The Reverend Gale Robb recently delivered a sermon ( https://www.hohchurch.org/worship-music/worship-sermons/) where she suggested that we are dealing with the concept of lament. Lament is the result of people asking “why” and not getting an answer back. Lament is a biblical term which may apply to our daily working life as well.
Lament helps us move beyond our immobilizing individual fears. Reverend Robb says that lament requires us to reflect on the overall suffering of the world. She observes that the power of lament is that it provides “public witness of intense personal grief.” The conversation is about unbearable sadness. However, it is naming your grief and pain within community.
This is the power of taking time during our organizational meetings to allow our teams to express what they are experiencing during these unprecedented times. Reverend Gale quotes the late Eugene Peterson’s thoughts on why lament can transform in his book Leapt Over a Wall:

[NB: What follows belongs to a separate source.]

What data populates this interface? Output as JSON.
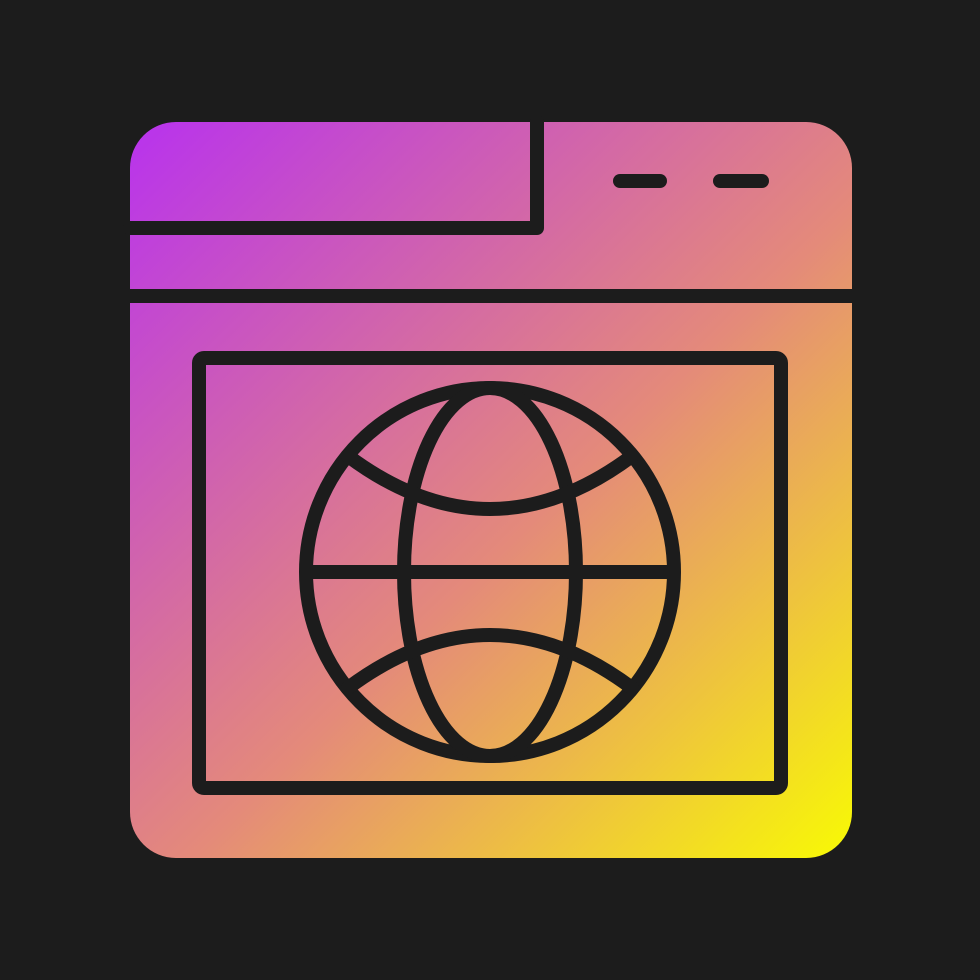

“Lament isn’t an animal wail, an inarticulate howl. Lament notices and attends, savors and delights – details, images, relationships. Pain entered into, accepted, and owned can become poetry. It’s no less pain but it’s no longer ugly. Poetry is our most personal use of words; it’s our way of entering experience, inhabiting it as our home, and not just watching it happen to us.”
What help can we offer to those experiencing worry and pain as a result of this pandemic? We can start by simply listening. Lead with suggested approaches and tools, No. Simply listen.
This blog does not reflect the views of my employer.